_Task goal:_
From the entries below, list each line with "Layer".

_Record excerpts:_
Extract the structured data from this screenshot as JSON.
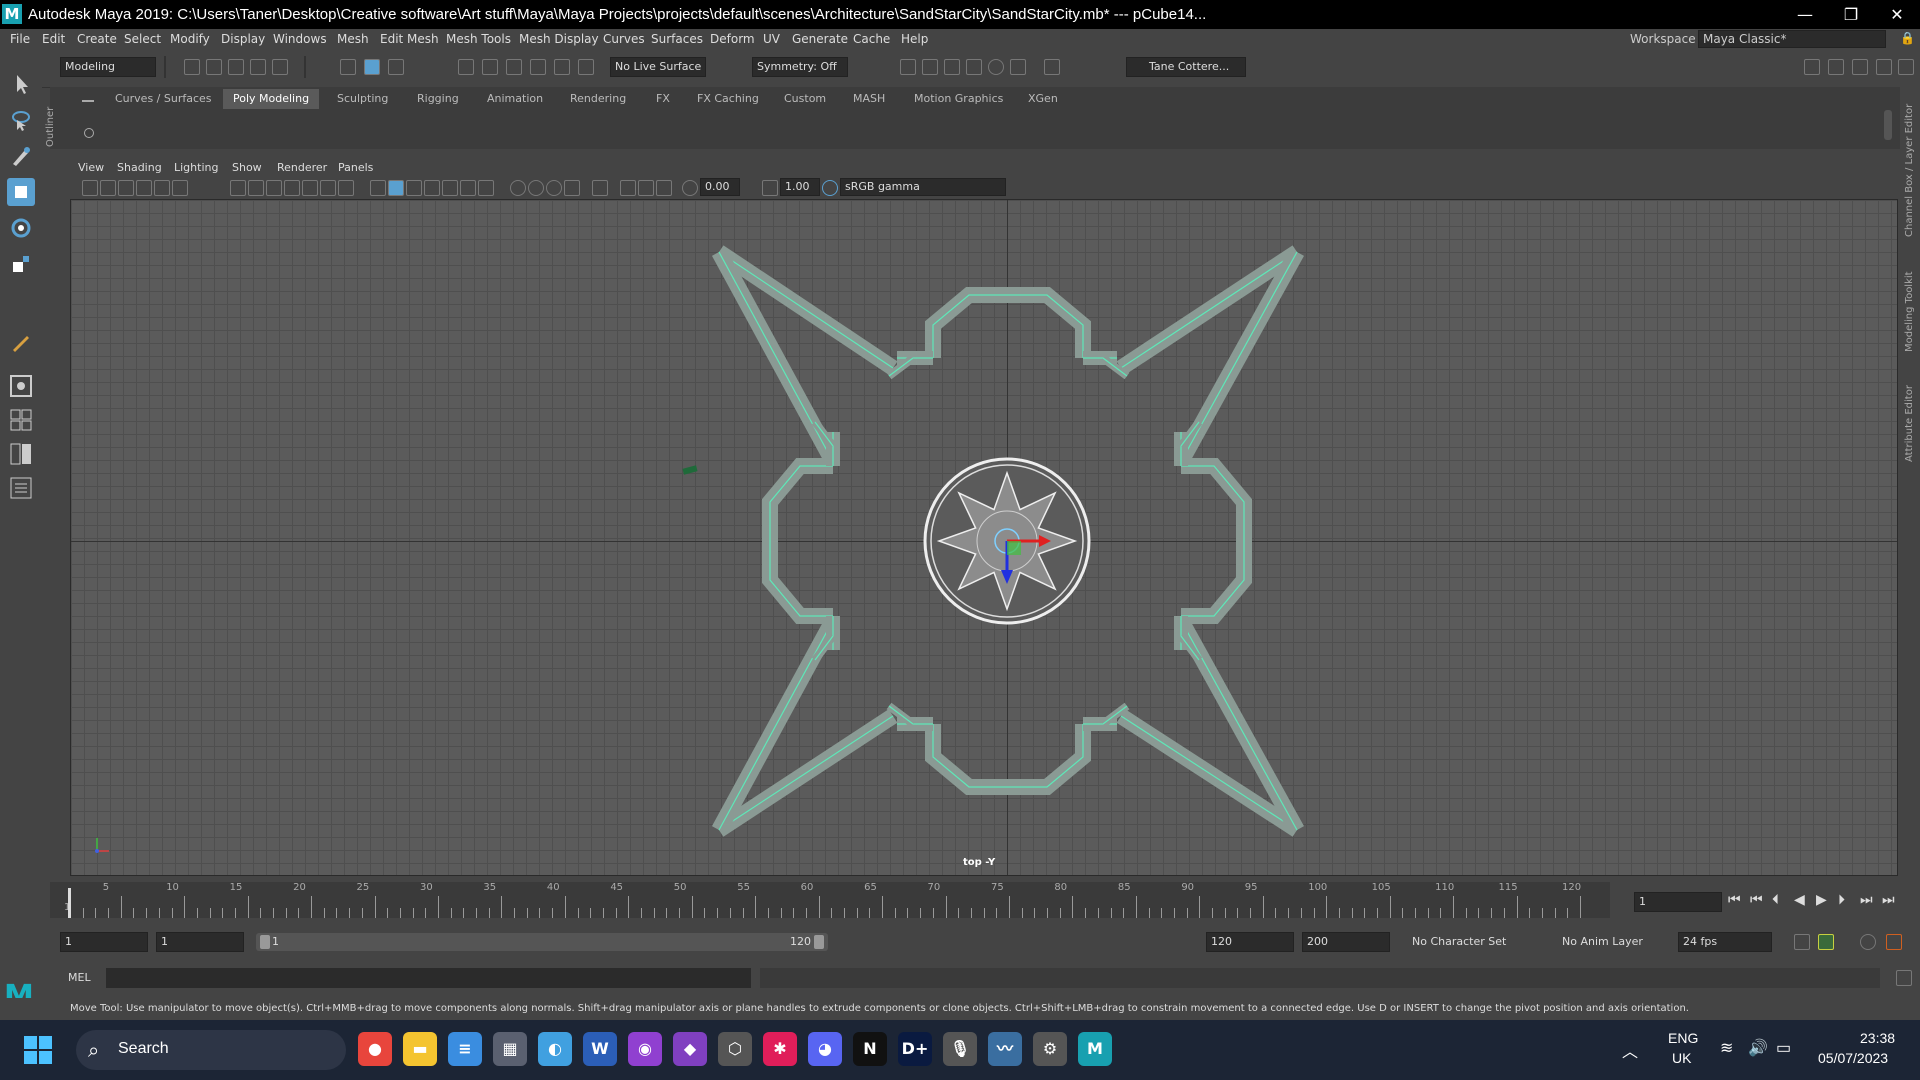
{
  "titlebar": {
    "logo": "M",
    "title": "Autodesk Maya 2019: C:\\Users\\Taner\\Desktop\\Creative software\\Art stuff\\Maya\\Maya Projects\\projects\\default\\scenes\\Architecture\\SandStarCity\\SandStarCity.mb*   ---   pCube14...",
    "minimize": "—",
    "restore": "❐",
    "close": "✕"
  },
  "menubar": {
    "items": [
      "File",
      "Edit",
      "Create",
      "Select",
      "Modify",
      "Display",
      "Windows",
      "Mesh",
      "Edit Mesh",
      "Mesh Tools",
      "Mesh Display",
      "Curves",
      "Surfaces",
      "Deform",
      "UV",
      "Generate",
      "Cache",
      "Help"
    ],
    "workspace_label": "Workspace :",
    "workspace_value": "Maya Classic*"
  },
  "statusline": {
    "menuset": "Modeling",
    "live_surface": "No Live Surface",
    "symmetry": "Symmetry: Off",
    "user": "Tane Cottere..."
  },
  "shelf": {
    "tabs": [
      "Curves / Surfaces",
      "Poly Modeling",
      "Sculpting",
      "Rigging",
      "Animation",
      "Rendering",
      "FX",
      "FX Caching",
      "Custom",
      "MASH",
      "Motion Graphics",
      "XGen"
    ],
    "active_tab": "Poly Modeling"
  },
  "side_tabs": {
    "outliner": "Outliner",
    "channel_box": "Channel Box / Layer Editor",
    "modeling_toolkit": "Modeling Toolkit",
    "attribute_editor": "Attribute Editor"
  },
  "panel": {
    "menus": [
      "View",
      "Shading",
      "Lighting",
      "Show",
      "Renderer",
      "Panels"
    ],
    "exposure": "0.00",
    "gamma": "1.00",
    "color_space": "sRGB gamma",
    "camera_label": "top -Y"
  },
  "colors": {
    "wire": "#5ee8b8",
    "mesh_fill": "#8a9a94",
    "accent": "#5aa0d0"
  },
  "timeline": {
    "ticks": [
      "5",
      "10",
      "15",
      "20",
      "25",
      "30",
      "35",
      "40",
      "45",
      "50",
      "55",
      "60",
      "65",
      "70",
      "75",
      "80",
      "85",
      "90",
      "95",
      "100",
      "105",
      "110",
      "115",
      "120"
    ],
    "current_frame": "1",
    "start_frame_marker": "1"
  },
  "range": {
    "start": "1",
    "playback_start": "1",
    "slider_start": "1",
    "slider_end": "120",
    "playback_end": "120",
    "end": "200",
    "character_set": "No Character Set",
    "anim_layer": "No Anim Layer",
    "fps": "24 fps"
  },
  "cmdline": {
    "label": "MEL"
  },
  "helpline": {
    "text": "Move Tool: Use manipulator to move object(s). Ctrl+MMB+drag to move components along normals. Shift+drag manipulator axis or plane handles to extrude components or clone objects. Ctrl+Shift+LMB+drag to constrain movement to a connected edge. Use D or INSERT to change the pivot position and axis orientation."
  },
  "taskbar": {
    "search_placeholder": "Search",
    "language": "ENG",
    "region": "UK",
    "time": "23:38",
    "date": "05/07/2023",
    "apps": [
      "chrome-icon",
      "file-explorer-icon",
      "notepad-icon",
      "calculator-icon",
      "photos-icon",
      "word-icon",
      "github-icon",
      "visual-studio-icon",
      "unity-icon",
      "slack-icon",
      "discord-icon",
      "netflix-icon",
      "disney-plus-icon",
      "mic-icon",
      "stocks-icon",
      "settings-icon",
      "maya-icon"
    ]
  }
}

_Response:_
    "channel_box": "Channel Box / Layer Editor",
    "anim_layer": "No Anim Layer",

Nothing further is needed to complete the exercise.